So, a hard night was followed by a delightful day. That’s how it goes.

Now we’re checking out Zion and Bryce before heading to Arizona. Stay tuned for more pics.

Jack London Inn–Hotel California

Feb 24
Posted by Cami Ostman Filed in Travel log

“You can check out anytime you like, but you can never leave.” -The Eagles

Friends, you know I’ve got a low bar for my lodgings when I travel. My policy has always been if a place is clean, safe, and quiet enough to sleep in, I don’t care much about what it looks like. Two weekends ago, I got to stay in a gorgeous hotel with some of the Fit School women in Austin, Texas where we were spoiled with good coffee in the mornings and a driver to take us where we wanted to go in the city. It measured far above my usual standards and I enjoyed the room–and the company.

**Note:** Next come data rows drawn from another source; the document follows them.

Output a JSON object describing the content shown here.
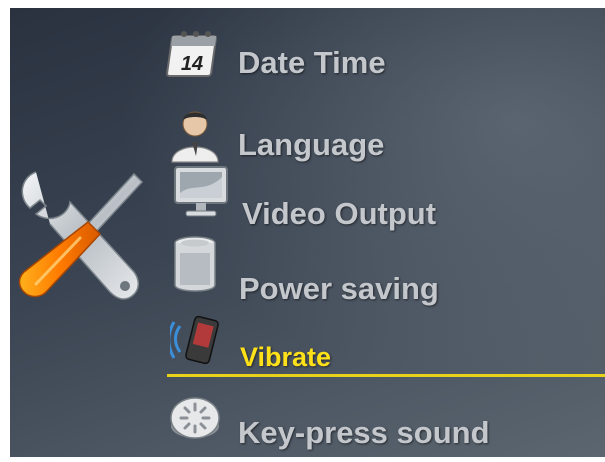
{
  "settings_menu": {
    "emblem_icon": "wrench-screwdriver-icon",
    "selected_index": 4,
    "accent_color": "#ffe11a",
    "items": [
      {
        "label": "Date Time",
        "icon": "calendar-icon",
        "calendar_day": "14"
      },
      {
        "label": "Language",
        "icon": "person-icon"
      },
      {
        "label": "Video Output",
        "icon": "monitor-icon"
      },
      {
        "label": "Power saving",
        "icon": "battery-icon"
      },
      {
        "label": "Vibrate",
        "icon": "vibrating-phone-icon"
      },
      {
        "label": "Key-press sound",
        "icon": "keypress-button-icon"
      }
    ]
  }
}
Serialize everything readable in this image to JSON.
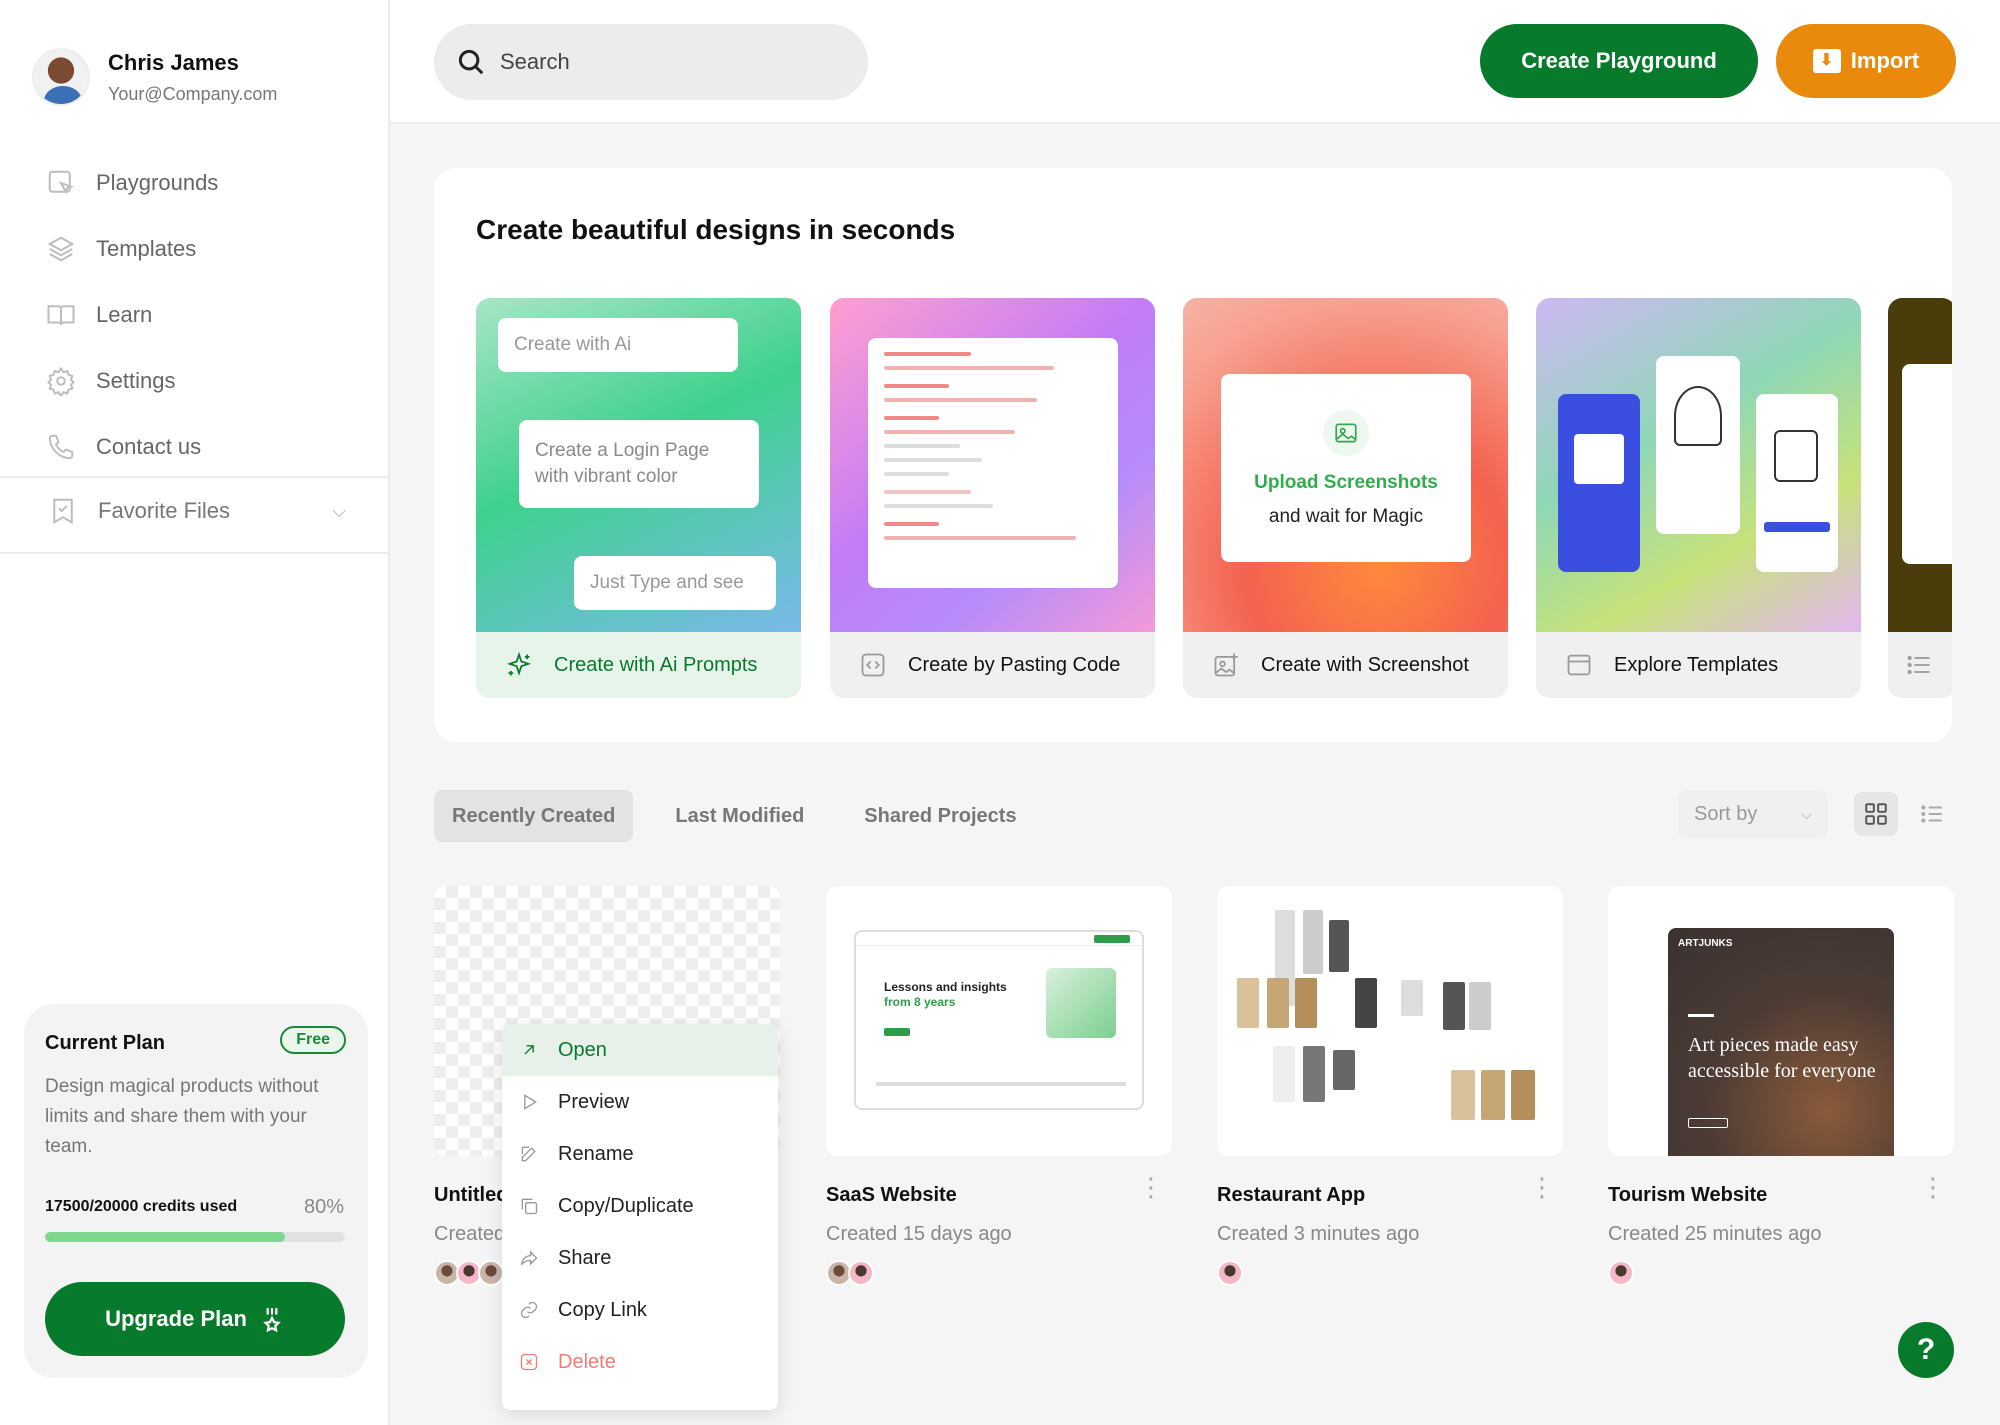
{
  "profile": {
    "name": "Chris James",
    "email": "Your@Company.com"
  },
  "nav": [
    {
      "label": "Playgrounds",
      "icon": "playground-icon"
    },
    {
      "label": "Templates",
      "icon": "layers-icon"
    },
    {
      "label": "Learn",
      "icon": "book-icon"
    },
    {
      "label": "Settings",
      "icon": "gear-icon"
    },
    {
      "label": "Contact us",
      "icon": "phone-icon"
    }
  ],
  "favorites": {
    "label": "Favorite Files"
  },
  "plan": {
    "title": "Current Plan",
    "badge": "Free",
    "description": "Design magical products without limits and share them with your team.",
    "credits_label": "17500/20000 credits used",
    "percent_label": "80%",
    "progress_fraction": 0.8,
    "upgrade_label": "Upgrade Plan"
  },
  "topbar": {
    "search_placeholder": "Search",
    "create_label": "Create Playground",
    "import_label": "Import"
  },
  "hero": {
    "title": "Create beautiful designs in seconds",
    "cards": [
      {
        "label": "Create with Ai Prompts",
        "bubbles": [
          "Create with Ai",
          "Create a Login Page with vibrant color",
          "Just Type and see"
        ]
      },
      {
        "label": "Create by Pasting Code"
      },
      {
        "label": "Create with Screenshot",
        "upload_line1": "Upload Screenshots",
        "upload_line2": "and wait for Magic"
      },
      {
        "label": "Explore Templates"
      }
    ]
  },
  "tabs": [
    "Recently Created",
    "Last Modified",
    "Shared Projects"
  ],
  "sort_label": "Sort by",
  "projects": [
    {
      "title": "Untitled",
      "subtitle": "Created"
    },
    {
      "title": "SaaS Website",
      "subtitle": "Created 15 days ago",
      "site_headline": "Lessons and insights",
      "site_highlight": "from 8 years"
    },
    {
      "title": "Restaurant App",
      "subtitle": "Created 3 minutes ago"
    },
    {
      "title": "Tourism Website",
      "subtitle": "Created 25 minutes ago",
      "site_logo": "ARTJUNKS",
      "site_headline": "Art pieces made easy accessible for everyone"
    }
  ],
  "context_menu": [
    "Open",
    "Preview",
    "Rename",
    "Copy/Duplicate",
    "Share",
    "Copy Link",
    "Delete"
  ],
  "help_label": "?",
  "colors": {
    "brand_green": "#087a2c",
    "import_orange": "#ea8a0c",
    "delete_red": "#f07c75"
  }
}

This week, Bill and I are trekking down I-5 and decided to make a stop in  Oakland so I can scoot over to Berkeley in the morning to have coffee with my editor from Seal Press. In a rush to finish up our travel  plans last week, Bill booked us a room online at the Jack London Inn. Sounds literary, doesn’t it?

After arriving and seeing the state of the place, Bill went down to talk to the clerk at the front desk.

Bill: “The website says there are coffee makers and hair dryers in the room. We don’t have either of those things.”

Clerk: “That’s because everything has been stolen. You have to make a special request for those.”

Can I just say that you should never, ever, EVER be so cocky as to fail to read the reviews online before booking a room. This place is not so clean, probably not safe, and most likely won’t be quiet. Take a look:

The hole that looks in from the room next door.

The hole that looks in from the room next door.

 

The way I plugged the hole that looks in from the next room.

The way I plugged the hole that looks in from the next room.

 

Their website didn't show this.

Their website didn’t show this.

 

At least they have a TV. Too bad the remote doesn't have any batteries.

At least they have a TV. Too bad the remote doesn’t have any batteries.

 

The moral of the story is that you should ALWAYS read reviews. We  trusted the Jack London Inn website, and that was a mistake. On the positive side, Bill and I have a sense of humor–we’ll be fine. Plus, as a writer, I never know when a bad experience will be fodder for a good story, so it’s hard to be too dismayed over anything that happens. Still, I wish we could be sure we weren’t sleeping in a room next to a crack dealer.

I’ll give credit to my husband… he sure knows how to show a girl a good time!